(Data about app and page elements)
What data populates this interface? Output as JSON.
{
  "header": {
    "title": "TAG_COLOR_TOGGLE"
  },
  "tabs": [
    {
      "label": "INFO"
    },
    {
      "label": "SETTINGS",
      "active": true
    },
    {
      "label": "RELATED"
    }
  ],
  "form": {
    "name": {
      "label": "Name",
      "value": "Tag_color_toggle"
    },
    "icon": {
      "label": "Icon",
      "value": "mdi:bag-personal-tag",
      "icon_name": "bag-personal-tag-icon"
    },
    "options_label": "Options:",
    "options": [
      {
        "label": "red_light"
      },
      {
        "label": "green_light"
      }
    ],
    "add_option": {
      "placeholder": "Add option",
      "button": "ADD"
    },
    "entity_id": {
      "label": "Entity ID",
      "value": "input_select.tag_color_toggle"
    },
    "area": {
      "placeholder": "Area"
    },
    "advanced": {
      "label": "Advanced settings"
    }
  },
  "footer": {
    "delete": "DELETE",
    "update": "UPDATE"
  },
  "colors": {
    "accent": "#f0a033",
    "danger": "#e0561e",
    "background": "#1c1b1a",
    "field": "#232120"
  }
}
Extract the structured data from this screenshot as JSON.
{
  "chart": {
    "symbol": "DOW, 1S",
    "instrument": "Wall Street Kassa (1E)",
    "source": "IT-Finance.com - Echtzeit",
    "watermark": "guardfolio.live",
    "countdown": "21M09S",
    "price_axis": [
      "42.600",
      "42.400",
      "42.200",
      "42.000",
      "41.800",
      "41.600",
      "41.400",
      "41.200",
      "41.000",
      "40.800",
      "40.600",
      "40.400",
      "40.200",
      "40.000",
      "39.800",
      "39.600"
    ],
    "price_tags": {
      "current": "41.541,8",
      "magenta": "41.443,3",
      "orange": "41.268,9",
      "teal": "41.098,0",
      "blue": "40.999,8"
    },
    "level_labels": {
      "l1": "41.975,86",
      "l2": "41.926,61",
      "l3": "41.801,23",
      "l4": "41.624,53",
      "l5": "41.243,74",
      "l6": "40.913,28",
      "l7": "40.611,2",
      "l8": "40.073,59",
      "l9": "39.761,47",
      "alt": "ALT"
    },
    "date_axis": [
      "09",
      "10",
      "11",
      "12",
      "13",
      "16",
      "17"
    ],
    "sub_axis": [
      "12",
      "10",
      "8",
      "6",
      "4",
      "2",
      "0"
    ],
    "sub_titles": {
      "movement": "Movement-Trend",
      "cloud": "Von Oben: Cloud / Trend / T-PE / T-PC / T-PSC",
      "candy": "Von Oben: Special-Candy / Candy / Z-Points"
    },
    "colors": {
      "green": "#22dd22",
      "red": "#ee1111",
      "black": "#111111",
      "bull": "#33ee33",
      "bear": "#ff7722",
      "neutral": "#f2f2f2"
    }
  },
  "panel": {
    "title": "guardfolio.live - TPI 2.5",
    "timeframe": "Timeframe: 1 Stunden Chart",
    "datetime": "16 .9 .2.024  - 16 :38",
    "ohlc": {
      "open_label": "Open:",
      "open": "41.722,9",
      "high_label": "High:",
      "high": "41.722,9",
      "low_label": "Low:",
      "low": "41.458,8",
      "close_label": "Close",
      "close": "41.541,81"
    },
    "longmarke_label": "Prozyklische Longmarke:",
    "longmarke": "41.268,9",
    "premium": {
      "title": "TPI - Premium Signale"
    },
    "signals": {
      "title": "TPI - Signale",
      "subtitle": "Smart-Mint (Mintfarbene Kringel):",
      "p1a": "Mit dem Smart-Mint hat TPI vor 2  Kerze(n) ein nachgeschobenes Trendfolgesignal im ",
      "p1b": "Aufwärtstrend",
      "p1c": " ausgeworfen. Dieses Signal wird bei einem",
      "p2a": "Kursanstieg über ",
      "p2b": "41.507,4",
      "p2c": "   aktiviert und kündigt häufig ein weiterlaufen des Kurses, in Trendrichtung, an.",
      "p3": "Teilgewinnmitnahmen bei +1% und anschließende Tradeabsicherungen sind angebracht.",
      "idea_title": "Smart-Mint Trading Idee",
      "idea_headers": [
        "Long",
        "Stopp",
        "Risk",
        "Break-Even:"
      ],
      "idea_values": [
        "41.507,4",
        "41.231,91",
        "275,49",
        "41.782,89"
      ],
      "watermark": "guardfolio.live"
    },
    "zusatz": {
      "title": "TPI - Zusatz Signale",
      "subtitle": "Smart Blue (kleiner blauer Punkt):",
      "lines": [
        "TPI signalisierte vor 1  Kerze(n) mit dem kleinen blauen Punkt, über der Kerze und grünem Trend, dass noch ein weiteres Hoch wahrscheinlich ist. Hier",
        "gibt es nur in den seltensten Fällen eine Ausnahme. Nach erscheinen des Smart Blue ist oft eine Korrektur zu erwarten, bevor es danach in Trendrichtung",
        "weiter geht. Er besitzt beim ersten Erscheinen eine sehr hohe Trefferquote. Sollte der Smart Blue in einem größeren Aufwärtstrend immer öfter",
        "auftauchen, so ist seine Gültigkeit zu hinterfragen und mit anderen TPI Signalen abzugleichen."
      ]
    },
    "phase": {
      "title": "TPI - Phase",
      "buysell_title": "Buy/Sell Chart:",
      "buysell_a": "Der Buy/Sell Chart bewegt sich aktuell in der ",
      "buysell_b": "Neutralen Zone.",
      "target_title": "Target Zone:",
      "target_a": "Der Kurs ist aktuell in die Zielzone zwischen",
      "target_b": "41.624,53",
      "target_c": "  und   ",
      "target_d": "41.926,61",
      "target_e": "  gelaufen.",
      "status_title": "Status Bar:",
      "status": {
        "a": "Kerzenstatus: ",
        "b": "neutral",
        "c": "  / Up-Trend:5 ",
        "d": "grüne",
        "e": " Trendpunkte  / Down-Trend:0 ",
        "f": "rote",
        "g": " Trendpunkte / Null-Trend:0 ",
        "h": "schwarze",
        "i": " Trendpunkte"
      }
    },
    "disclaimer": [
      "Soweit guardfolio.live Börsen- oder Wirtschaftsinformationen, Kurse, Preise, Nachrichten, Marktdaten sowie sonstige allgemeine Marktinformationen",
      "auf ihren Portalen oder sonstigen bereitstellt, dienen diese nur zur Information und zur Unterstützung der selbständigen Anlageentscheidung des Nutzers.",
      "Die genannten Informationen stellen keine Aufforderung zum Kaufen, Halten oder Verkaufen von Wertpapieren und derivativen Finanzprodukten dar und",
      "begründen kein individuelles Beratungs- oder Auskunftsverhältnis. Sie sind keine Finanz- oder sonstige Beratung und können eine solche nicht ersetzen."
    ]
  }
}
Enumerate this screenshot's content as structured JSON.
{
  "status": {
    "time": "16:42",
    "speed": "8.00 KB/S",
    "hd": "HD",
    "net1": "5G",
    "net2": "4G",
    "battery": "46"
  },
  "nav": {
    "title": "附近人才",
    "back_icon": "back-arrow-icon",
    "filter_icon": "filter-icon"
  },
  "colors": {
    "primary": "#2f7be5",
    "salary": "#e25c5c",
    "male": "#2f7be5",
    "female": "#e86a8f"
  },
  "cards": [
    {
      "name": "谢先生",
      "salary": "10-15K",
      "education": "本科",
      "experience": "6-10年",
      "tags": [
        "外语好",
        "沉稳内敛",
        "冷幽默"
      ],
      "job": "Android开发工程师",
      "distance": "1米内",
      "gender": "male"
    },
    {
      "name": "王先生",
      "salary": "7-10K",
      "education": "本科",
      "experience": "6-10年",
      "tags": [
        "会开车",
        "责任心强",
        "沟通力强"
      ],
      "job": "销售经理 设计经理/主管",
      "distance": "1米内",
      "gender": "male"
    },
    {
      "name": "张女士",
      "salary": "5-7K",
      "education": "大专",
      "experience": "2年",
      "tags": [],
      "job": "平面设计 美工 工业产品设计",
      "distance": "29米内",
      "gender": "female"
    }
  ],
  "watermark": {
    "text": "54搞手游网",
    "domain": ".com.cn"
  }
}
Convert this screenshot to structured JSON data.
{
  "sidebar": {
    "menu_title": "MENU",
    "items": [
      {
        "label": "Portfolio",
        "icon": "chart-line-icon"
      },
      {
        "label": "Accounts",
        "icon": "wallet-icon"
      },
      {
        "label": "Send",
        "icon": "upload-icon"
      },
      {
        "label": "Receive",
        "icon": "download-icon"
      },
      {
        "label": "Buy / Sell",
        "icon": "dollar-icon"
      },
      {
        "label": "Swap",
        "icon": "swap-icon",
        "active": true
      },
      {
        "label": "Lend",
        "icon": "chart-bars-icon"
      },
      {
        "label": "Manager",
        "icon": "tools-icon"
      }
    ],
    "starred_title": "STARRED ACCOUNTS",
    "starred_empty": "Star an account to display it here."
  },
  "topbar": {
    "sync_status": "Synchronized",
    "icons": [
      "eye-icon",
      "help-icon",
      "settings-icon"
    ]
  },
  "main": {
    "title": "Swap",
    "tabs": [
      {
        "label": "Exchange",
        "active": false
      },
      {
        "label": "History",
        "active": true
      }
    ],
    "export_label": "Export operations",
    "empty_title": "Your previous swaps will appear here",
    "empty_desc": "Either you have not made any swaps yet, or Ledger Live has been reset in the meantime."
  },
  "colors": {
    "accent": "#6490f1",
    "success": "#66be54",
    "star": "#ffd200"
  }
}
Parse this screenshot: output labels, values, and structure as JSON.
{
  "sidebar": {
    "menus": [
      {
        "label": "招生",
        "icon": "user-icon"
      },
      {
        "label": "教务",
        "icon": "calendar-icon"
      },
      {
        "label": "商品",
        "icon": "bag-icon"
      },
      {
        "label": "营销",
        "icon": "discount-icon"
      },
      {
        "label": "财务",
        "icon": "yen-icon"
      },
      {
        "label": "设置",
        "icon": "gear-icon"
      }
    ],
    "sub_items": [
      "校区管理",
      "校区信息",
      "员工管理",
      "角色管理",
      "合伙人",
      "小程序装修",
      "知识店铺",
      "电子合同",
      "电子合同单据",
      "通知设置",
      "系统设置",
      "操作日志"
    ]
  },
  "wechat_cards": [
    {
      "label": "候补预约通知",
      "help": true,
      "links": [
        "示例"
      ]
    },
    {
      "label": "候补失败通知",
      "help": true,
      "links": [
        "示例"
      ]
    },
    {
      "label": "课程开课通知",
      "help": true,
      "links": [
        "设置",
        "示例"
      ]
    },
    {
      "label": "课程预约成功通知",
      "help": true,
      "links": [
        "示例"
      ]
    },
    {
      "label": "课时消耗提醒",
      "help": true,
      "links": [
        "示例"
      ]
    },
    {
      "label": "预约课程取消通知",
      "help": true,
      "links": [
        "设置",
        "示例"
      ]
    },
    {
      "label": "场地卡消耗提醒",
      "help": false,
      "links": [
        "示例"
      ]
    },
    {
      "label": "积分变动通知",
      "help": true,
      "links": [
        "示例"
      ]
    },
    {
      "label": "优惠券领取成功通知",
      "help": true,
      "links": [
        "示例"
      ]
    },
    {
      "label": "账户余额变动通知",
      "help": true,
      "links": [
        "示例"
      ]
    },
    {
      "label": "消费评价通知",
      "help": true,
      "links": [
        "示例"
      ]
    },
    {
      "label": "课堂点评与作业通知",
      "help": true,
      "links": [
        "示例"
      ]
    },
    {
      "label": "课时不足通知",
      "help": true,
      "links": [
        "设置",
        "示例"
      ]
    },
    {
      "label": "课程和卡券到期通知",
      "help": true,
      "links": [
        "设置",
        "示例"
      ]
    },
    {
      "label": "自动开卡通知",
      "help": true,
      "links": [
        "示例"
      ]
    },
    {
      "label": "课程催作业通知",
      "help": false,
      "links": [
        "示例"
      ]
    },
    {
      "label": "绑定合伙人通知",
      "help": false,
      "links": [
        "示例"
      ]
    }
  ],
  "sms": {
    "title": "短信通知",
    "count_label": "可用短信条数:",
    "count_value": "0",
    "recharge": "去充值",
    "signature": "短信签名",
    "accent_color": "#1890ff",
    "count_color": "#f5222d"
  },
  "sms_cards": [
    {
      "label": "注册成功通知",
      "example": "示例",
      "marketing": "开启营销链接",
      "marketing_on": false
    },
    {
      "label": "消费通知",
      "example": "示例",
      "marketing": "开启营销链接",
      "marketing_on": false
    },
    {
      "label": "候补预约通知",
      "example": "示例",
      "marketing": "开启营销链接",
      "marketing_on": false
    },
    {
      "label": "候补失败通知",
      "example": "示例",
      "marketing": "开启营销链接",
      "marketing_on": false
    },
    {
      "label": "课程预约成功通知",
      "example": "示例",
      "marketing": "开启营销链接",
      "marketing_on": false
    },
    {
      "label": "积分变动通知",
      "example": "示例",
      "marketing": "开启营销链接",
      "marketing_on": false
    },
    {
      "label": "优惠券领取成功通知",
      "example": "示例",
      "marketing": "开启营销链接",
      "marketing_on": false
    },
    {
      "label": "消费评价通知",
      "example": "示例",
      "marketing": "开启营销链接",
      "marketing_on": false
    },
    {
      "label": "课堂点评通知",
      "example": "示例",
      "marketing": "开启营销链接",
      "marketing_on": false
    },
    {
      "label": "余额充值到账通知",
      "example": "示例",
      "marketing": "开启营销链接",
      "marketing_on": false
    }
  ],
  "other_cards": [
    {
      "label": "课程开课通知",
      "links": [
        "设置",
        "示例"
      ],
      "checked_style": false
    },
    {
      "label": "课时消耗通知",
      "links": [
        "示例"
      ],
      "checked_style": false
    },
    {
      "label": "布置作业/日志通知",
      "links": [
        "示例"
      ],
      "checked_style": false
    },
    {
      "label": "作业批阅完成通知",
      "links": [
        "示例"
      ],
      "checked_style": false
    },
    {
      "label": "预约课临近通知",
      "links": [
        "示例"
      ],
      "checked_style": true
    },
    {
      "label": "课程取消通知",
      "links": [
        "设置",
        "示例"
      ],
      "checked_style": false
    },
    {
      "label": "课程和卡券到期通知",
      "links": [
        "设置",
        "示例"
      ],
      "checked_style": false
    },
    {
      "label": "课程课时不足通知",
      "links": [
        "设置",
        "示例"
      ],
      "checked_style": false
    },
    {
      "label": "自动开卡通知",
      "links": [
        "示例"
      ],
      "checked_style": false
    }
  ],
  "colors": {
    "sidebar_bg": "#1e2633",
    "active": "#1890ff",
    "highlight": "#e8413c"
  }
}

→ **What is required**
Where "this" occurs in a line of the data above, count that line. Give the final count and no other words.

→ **Solution to the exercise**
5